**Exercise:** When the string "data" is part of a line below, that line should be copied.

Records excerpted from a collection
::::

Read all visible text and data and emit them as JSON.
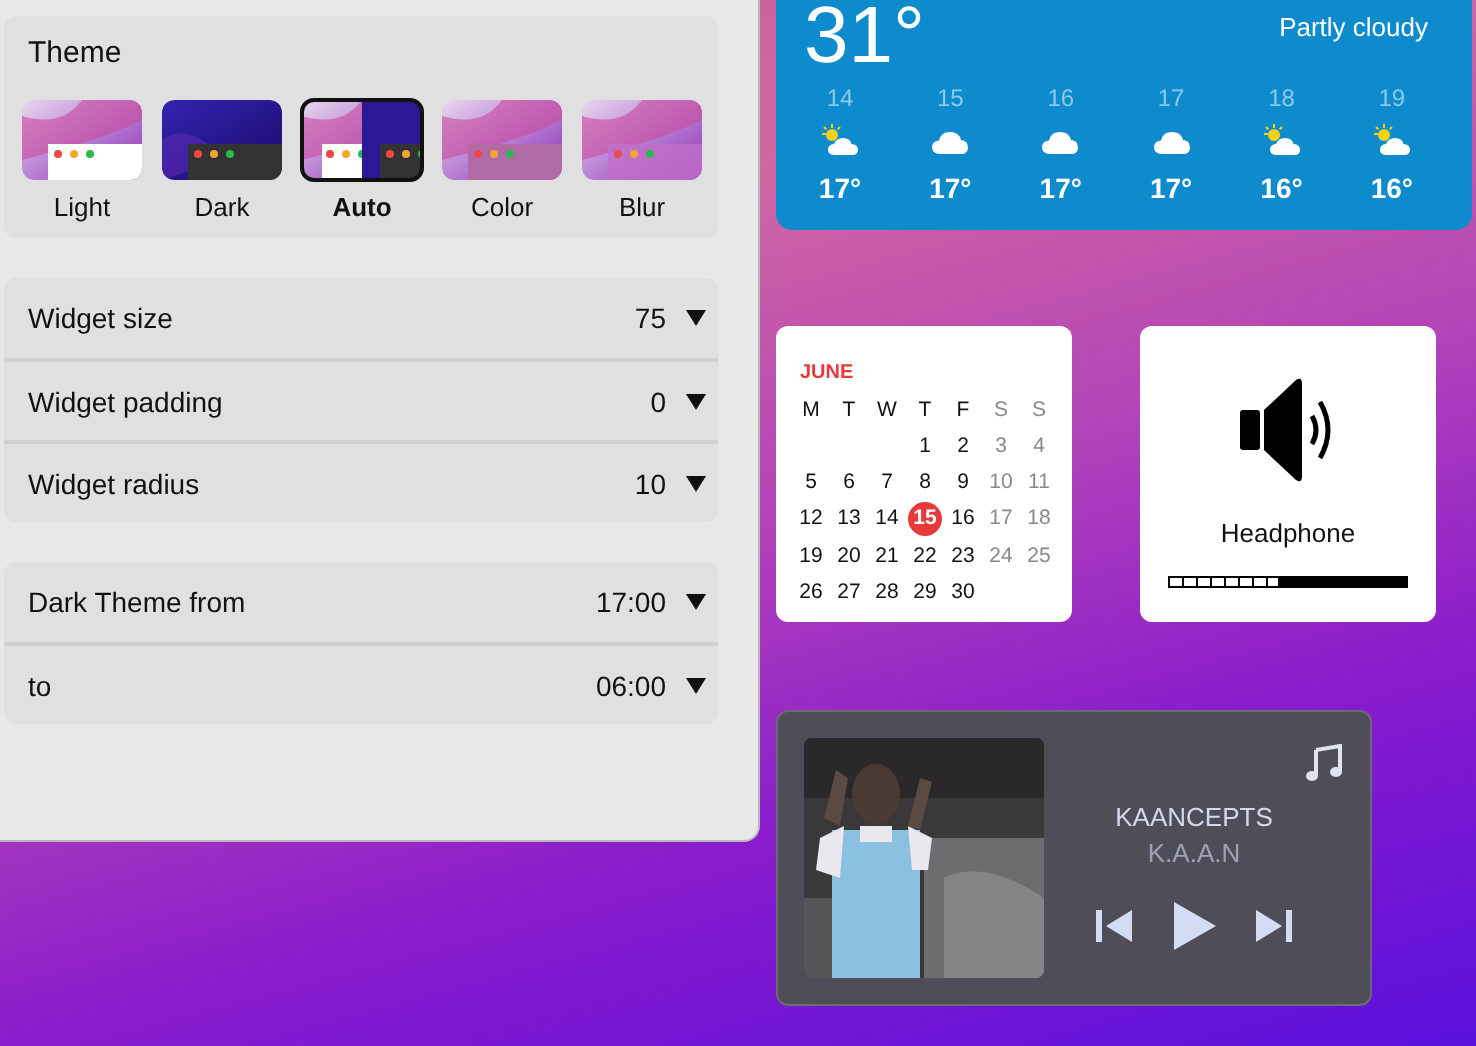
{
  "settings": {
    "theme": {
      "title": "Theme",
      "options": [
        {
          "label": "Light",
          "kind": "light",
          "selected": false
        },
        {
          "label": "Dark",
          "kind": "dark",
          "selected": false
        },
        {
          "label": "Auto",
          "kind": "auto",
          "selected": true
        },
        {
          "label": "Color",
          "kind": "color",
          "selected": false
        },
        {
          "label": "Blur",
          "kind": "blur",
          "selected": false
        }
      ]
    },
    "groups": [
      [
        {
          "label": "Widget size",
          "value": "75"
        },
        {
          "label": "Widget padding",
          "value": "0"
        },
        {
          "label": "Widget radius",
          "value": "10"
        }
      ],
      [
        {
          "label": "Dark Theme from",
          "value": "17:00"
        },
        {
          "label": "to",
          "value": "06:00"
        }
      ]
    ]
  },
  "weather": {
    "temperature": "31°",
    "condition": "Partly cloudy",
    "forecast": [
      {
        "hour": "14",
        "kind": "partly-sunny",
        "temp": "17°"
      },
      {
        "hour": "15",
        "kind": "cloudy",
        "temp": "17°"
      },
      {
        "hour": "16",
        "kind": "cloudy",
        "temp": "17°"
      },
      {
        "hour": "17",
        "kind": "cloudy",
        "temp": "17°"
      },
      {
        "hour": "18",
        "kind": "partly-sunny",
        "temp": "16°"
      },
      {
        "hour": "19",
        "kind": "partly-sunny",
        "temp": "16°"
      }
    ]
  },
  "calendar": {
    "month": "JUNE",
    "weekdays": [
      {
        "label": "M",
        "weekend": false
      },
      {
        "label": "T",
        "weekend": false
      },
      {
        "label": "W",
        "weekend": false
      },
      {
        "label": "T",
        "weekend": false
      },
      {
        "label": "F",
        "weekend": false
      },
      {
        "label": "S",
        "weekend": true
      },
      {
        "label": "S",
        "weekend": true
      }
    ],
    "weeks": [
      {
        "right_aligned": true,
        "days": [
          {
            "day": "1",
            "weekend": false,
            "selected": false
          },
          {
            "day": "2",
            "weekend": false,
            "selected": false
          },
          {
            "day": "3",
            "weekend": true,
            "selected": false
          },
          {
            "day": "4",
            "weekend": true,
            "selected": false
          }
        ]
      },
      {
        "right_aligned": false,
        "days": [
          {
            "day": "5",
            "weekend": false,
            "selected": false
          },
          {
            "day": "6",
            "weekend": false,
            "selected": false
          },
          {
            "day": "7",
            "weekend": false,
            "selected": false
          },
          {
            "day": "8",
            "weekend": false,
            "selected": false
          },
          {
            "day": "9",
            "weekend": false,
            "selected": false
          },
          {
            "day": "10",
            "weekend": true,
            "selected": false
          },
          {
            "day": "11",
            "weekend": true,
            "selected": false
          }
        ]
      },
      {
        "right_aligned": false,
        "days": [
          {
            "day": "12",
            "weekend": false,
            "selected": false
          },
          {
            "day": "13",
            "weekend": false,
            "selected": false
          },
          {
            "day": "14",
            "weekend": false,
            "selected": false
          },
          {
            "day": "15",
            "weekend": false,
            "selected": true
          },
          {
            "day": "16",
            "weekend": false,
            "selected": false
          },
          {
            "day": "17",
            "weekend": true,
            "selected": false
          },
          {
            "day": "18",
            "weekend": true,
            "selected": false
          }
        ]
      },
      {
        "right_aligned": false,
        "days": [
          {
            "day": "19",
            "weekend": false,
            "selected": false
          },
          {
            "day": "20",
            "weekend": false,
            "selected": false
          },
          {
            "day": "21",
            "weekend": false,
            "selected": false
          },
          {
            "day": "22",
            "weekend": false,
            "selected": false
          },
          {
            "day": "23",
            "weekend": false,
            "selected": false
          },
          {
            "day": "24",
            "weekend": true,
            "selected": false
          },
          {
            "day": "25",
            "weekend": true,
            "selected": false
          }
        ]
      },
      {
        "right_aligned": false,
        "days": [
          {
            "day": "26",
            "weekend": false,
            "selected": false
          },
          {
            "day": "27",
            "weekend": false,
            "selected": false
          },
          {
            "day": "28",
            "weekend": false,
            "selected": false
          },
          {
            "day": "29",
            "weekend": false,
            "selected": false
          },
          {
            "day": "30",
            "weekend": false,
            "selected": false
          }
        ]
      }
    ]
  },
  "volume": {
    "device": "Headphone",
    "level": 0.47
  },
  "music": {
    "title": "KAANCEPTS",
    "artist": "K.A.A.N"
  }
}
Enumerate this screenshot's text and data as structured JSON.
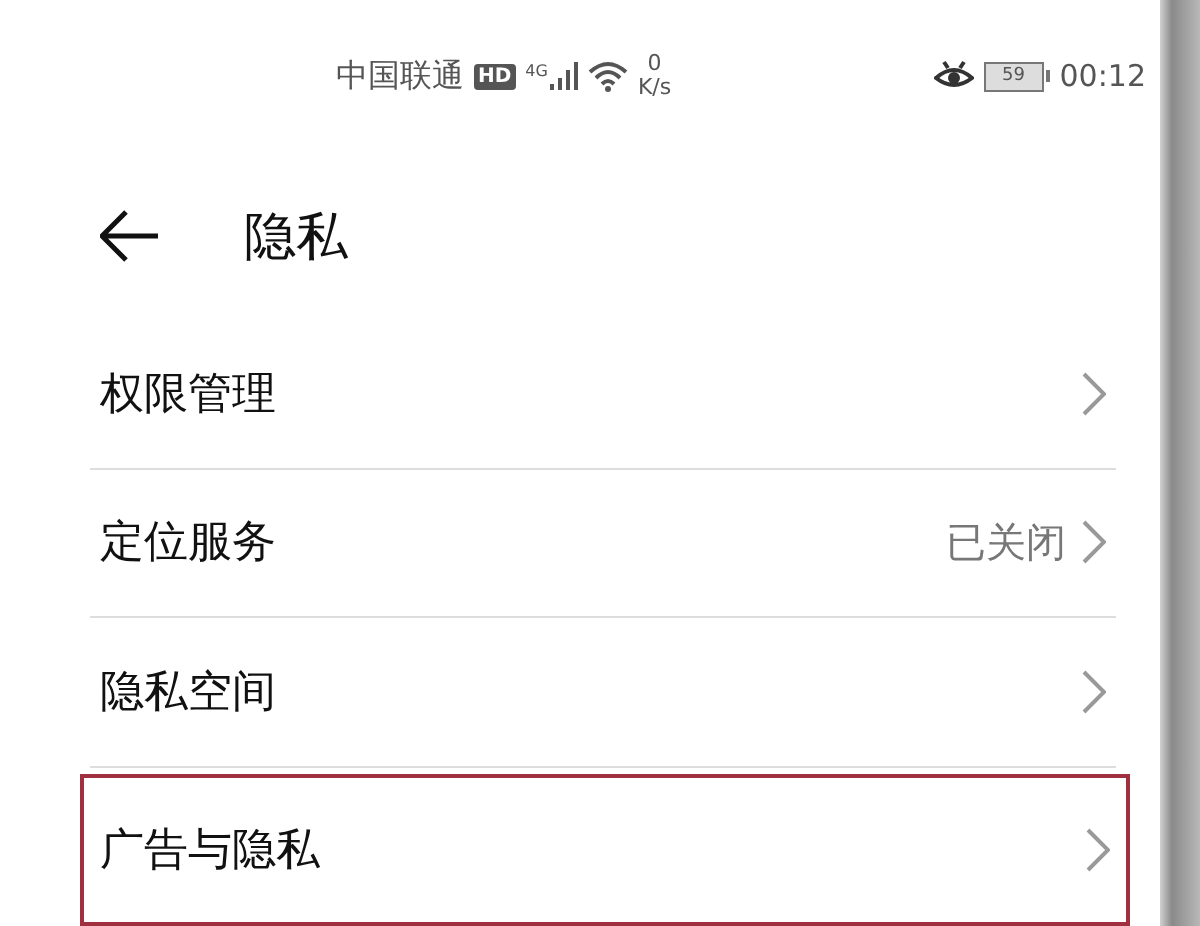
{
  "status_bar": {
    "carrier": "中国联通",
    "hd_badge": "HD",
    "network": "4G",
    "speed_value": "0",
    "speed_unit": "K/s",
    "battery": "59",
    "time": "00:12"
  },
  "header": {
    "title": "隐私"
  },
  "items": [
    {
      "label": "权限管理",
      "highlighted": false
    },
    {
      "label": "定位服务",
      "value": "已关闭",
      "highlighted": false
    },
    {
      "label": "隐私空间",
      "highlighted": false
    },
    {
      "label": "广告与隐私",
      "highlighted": true
    }
  ]
}
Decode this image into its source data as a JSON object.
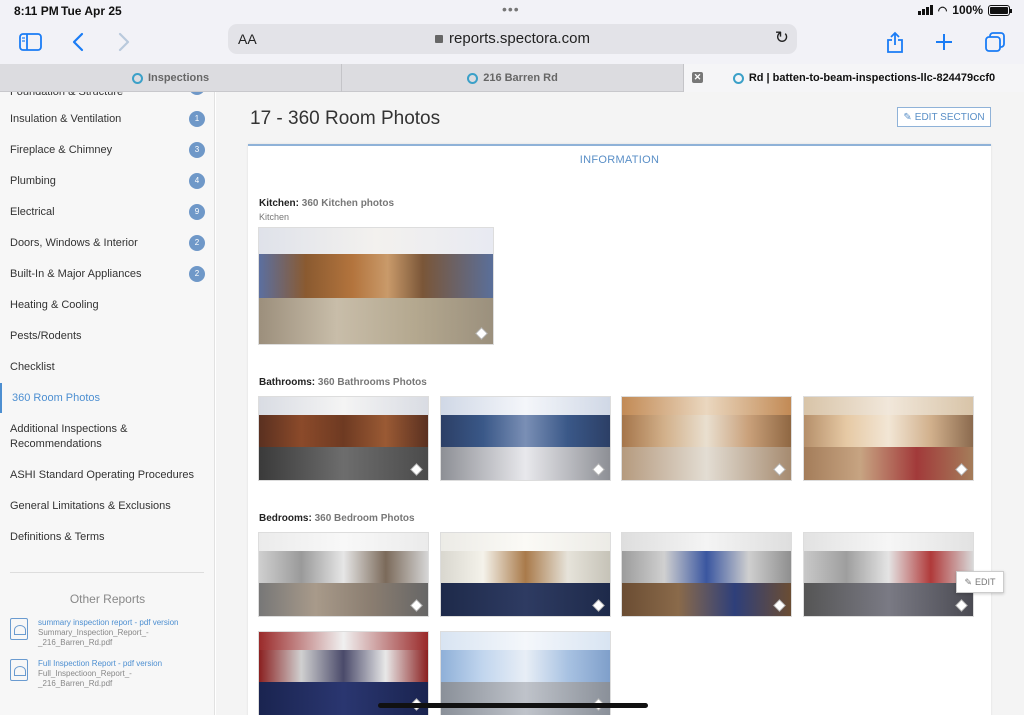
{
  "status": {
    "time": "8:11 PM",
    "date": "Tue Apr 25",
    "battery": "100%"
  },
  "toolbar": {
    "text_size": "AA",
    "url": "reports.spectora.com"
  },
  "tabs": [
    {
      "label": "Inspections"
    },
    {
      "label": "216 Barren Rd"
    },
    {
      "label": "Rd | batten-to-beam-inspections-llc-824479ccf0"
    }
  ],
  "sidebar": {
    "items": [
      {
        "label": "Foundation & Structure",
        "badge": ""
      },
      {
        "label": "Insulation & Ventilation",
        "badge": "1"
      },
      {
        "label": "Fireplace & Chimney",
        "badge": "3"
      },
      {
        "label": "Plumbing",
        "badge": "4"
      },
      {
        "label": "Electrical",
        "badge": "9"
      },
      {
        "label": "Doors, Windows & Interior",
        "badge": "2"
      },
      {
        "label": "Built-In & Major Appliances",
        "badge": "2"
      },
      {
        "label": "Heating & Cooling",
        "badge": ""
      },
      {
        "label": "Pests/Rodents",
        "badge": ""
      },
      {
        "label": "Checklist",
        "badge": ""
      },
      {
        "label": "360 Room Photos",
        "badge": ""
      },
      {
        "label": "Additional Inspections &",
        "label2": "Recommendations",
        "badge": ""
      },
      {
        "label": "ASHI Standard Operating Procedures",
        "badge": ""
      },
      {
        "label": "General Limitations & Exclusions",
        "badge": ""
      },
      {
        "label": "Definitions & Terms",
        "badge": ""
      }
    ],
    "other_reports_title": "Other Reports",
    "reports": [
      {
        "title": "summary inspection report - pdf version",
        "file": "Summary_Inspection_Report_-_216_Barren_Rd.pdf"
      },
      {
        "title": "Full Inspection Report - pdf version",
        "file": "Full_Inspectioon_Report_-_216_Barren_Rd.pdf"
      }
    ]
  },
  "main": {
    "title": "17 - 360 Room Photos",
    "edit_section": "EDIT SECTION",
    "information": "INFORMATION",
    "edit": "EDIT",
    "sections": [
      {
        "label": "Kitchen:",
        "value": "360 Kitchen photos",
        "sub": "Kitchen"
      },
      {
        "label": "Bathrooms:",
        "value": "360 Bathrooms Photos"
      },
      {
        "label": "Bedrooms:",
        "value": "360 Bedroom Photos"
      }
    ]
  }
}
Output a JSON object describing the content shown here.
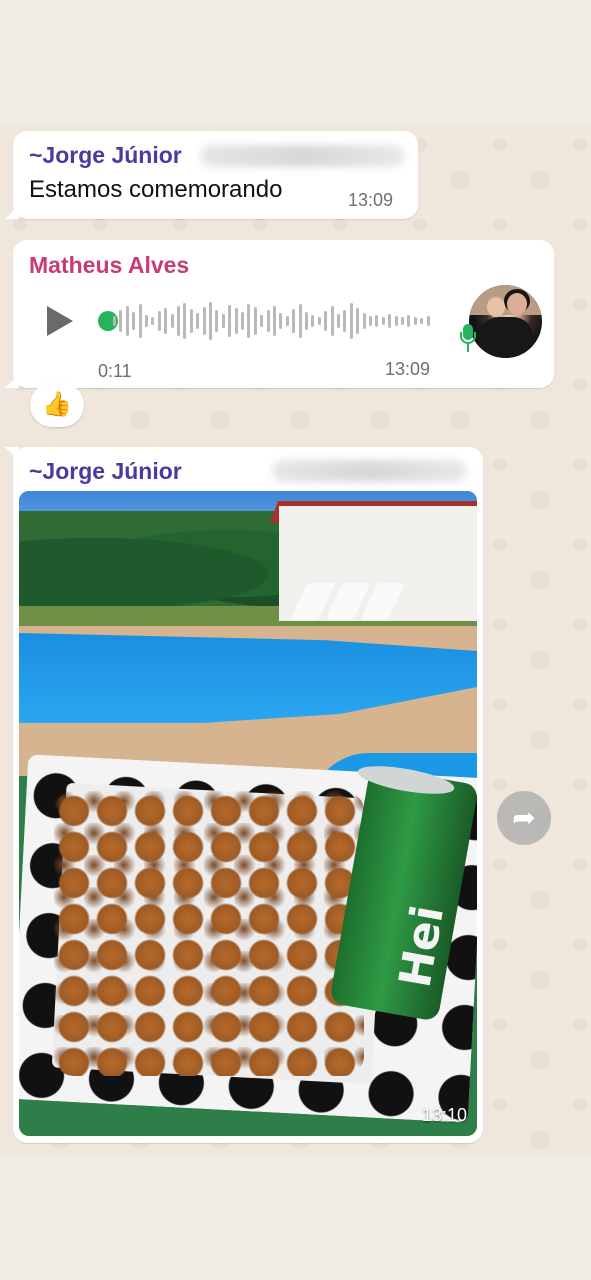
{
  "messages": [
    {
      "sender": "~Jorge Júnior",
      "sender_color": "#4b3aa0",
      "text": "Estamos comemorando",
      "time": "13:09"
    },
    {
      "sender": "Matheus Alves",
      "sender_color": "#c83c73",
      "type": "voice",
      "duration": "0:11",
      "time": "13:09",
      "reaction": "👍"
    },
    {
      "sender": "~Jorge Júnior",
      "sender_color": "#4b3aa0",
      "type": "photo",
      "time": "13:10"
    }
  ],
  "icons": {
    "play": "play-icon",
    "mic": "mic-icon",
    "forward": "forward-icon"
  },
  "colors": {
    "chat_bg": "#efe7dc",
    "bubble": "#ffffff",
    "accent_green": "#25b35b"
  }
}
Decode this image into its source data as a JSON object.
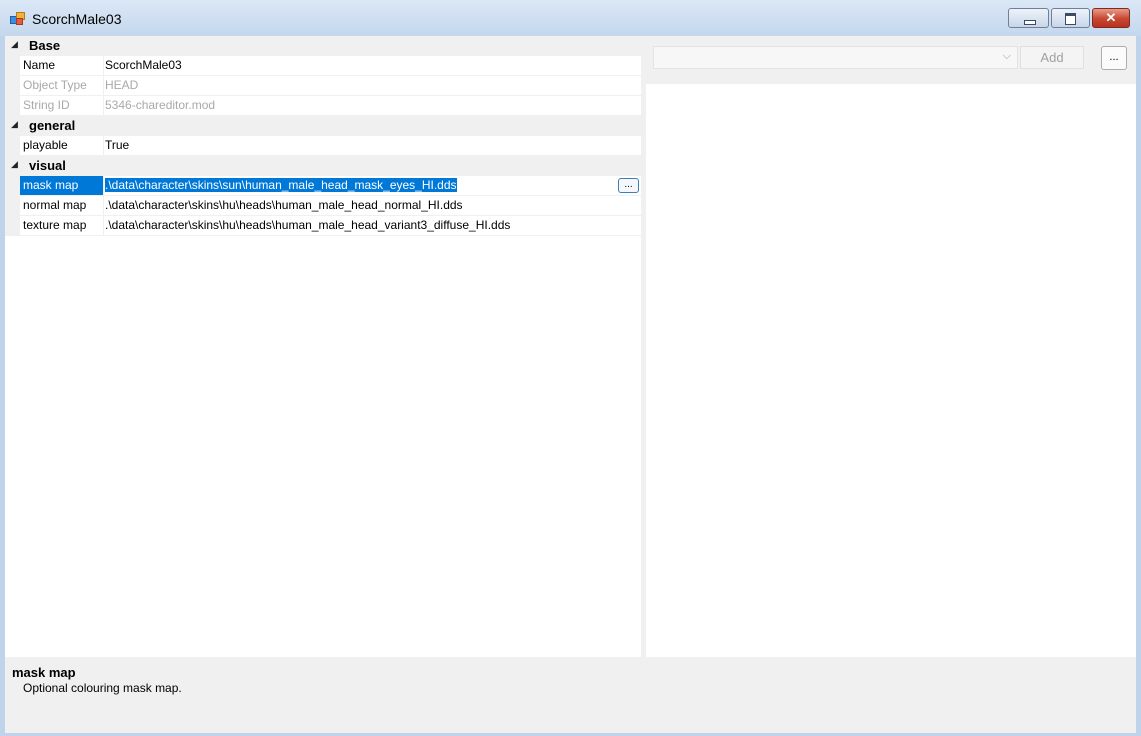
{
  "window": {
    "title": "ScorchMale03",
    "icon": "app-window-icon",
    "controls": {
      "minimize": "minimize-icon",
      "maximize": "maximize-icon",
      "close_label": "✕"
    }
  },
  "property_grid": {
    "categories": [
      {
        "label": "Base",
        "toggle": "◢",
        "props": [
          {
            "name": "Name",
            "value": "ScorchMale03",
            "disabled": false
          },
          {
            "name": "Object Type",
            "value": "HEAD",
            "disabled": true
          },
          {
            "name": "String ID",
            "value": "5346-chareditor.mod",
            "disabled": true
          }
        ]
      },
      {
        "label": "general",
        "toggle": "◢",
        "props": [
          {
            "name": "playable",
            "value": "True",
            "disabled": false
          }
        ]
      },
      {
        "label": "visual",
        "toggle": "◢",
        "props": [
          {
            "name": "mask map",
            "value": ".\\data\\character\\skins\\sun\\human_male_head_mask_eyes_HI.dds",
            "selected": true
          },
          {
            "name": "normal map",
            "value": ".\\data\\character\\skins\\hu\\heads\\human_male_head_normal_HI.dds"
          },
          {
            "name": "texture map",
            "value": ".\\data\\character\\skins\\hu\\heads\\human_male_head_variant3_diffuse_HI.dds"
          }
        ]
      }
    ],
    "ellipsis_label": "..."
  },
  "help": {
    "title": "mask map",
    "description": "Optional colouring mask map."
  },
  "right_panel": {
    "combo_value": "",
    "combo_arrow": "⌵",
    "add_label": "Add",
    "more_label": "..."
  },
  "colors": {
    "selection": "#0078d7",
    "disabled_text": "#a9a9a9",
    "close_button": "#c74631"
  }
}
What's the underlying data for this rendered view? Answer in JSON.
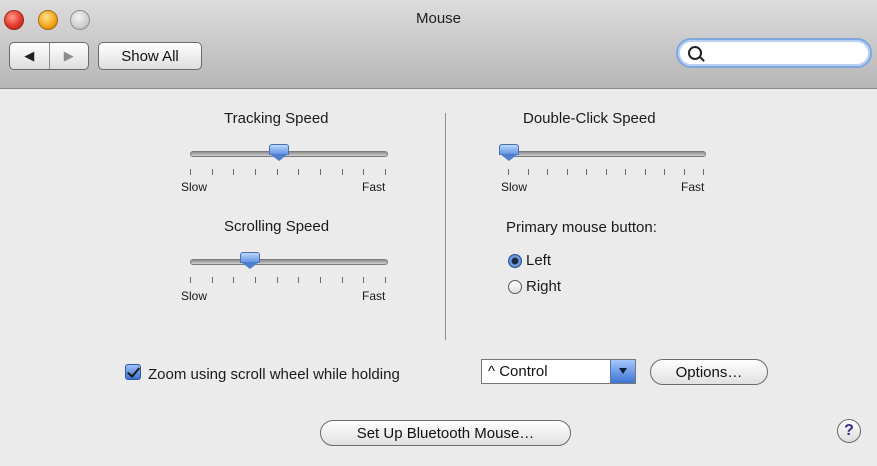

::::

**Answer space:**
Read all visible text and data and emit them as JSON.
Enumerate this screenshot's text and data as structured JSON.
Decode this image into its source data as a JSON object.
Decode this image into its source data as a JSON object.
            "value": ".\\data\\character\\skins\\sun\\human_male_head_mask_eyes_HI.dds",
            "value": ".\\data\\character\\skins\\hu\\heads\\human_male_head_normal_HI.dds"
            "value": ".\\data\\character\\skins\\hu\\heads\\human_male_head_variant3_diffuse_HI.dds"
What's the underlying data for this rendered view? Answer in JSON.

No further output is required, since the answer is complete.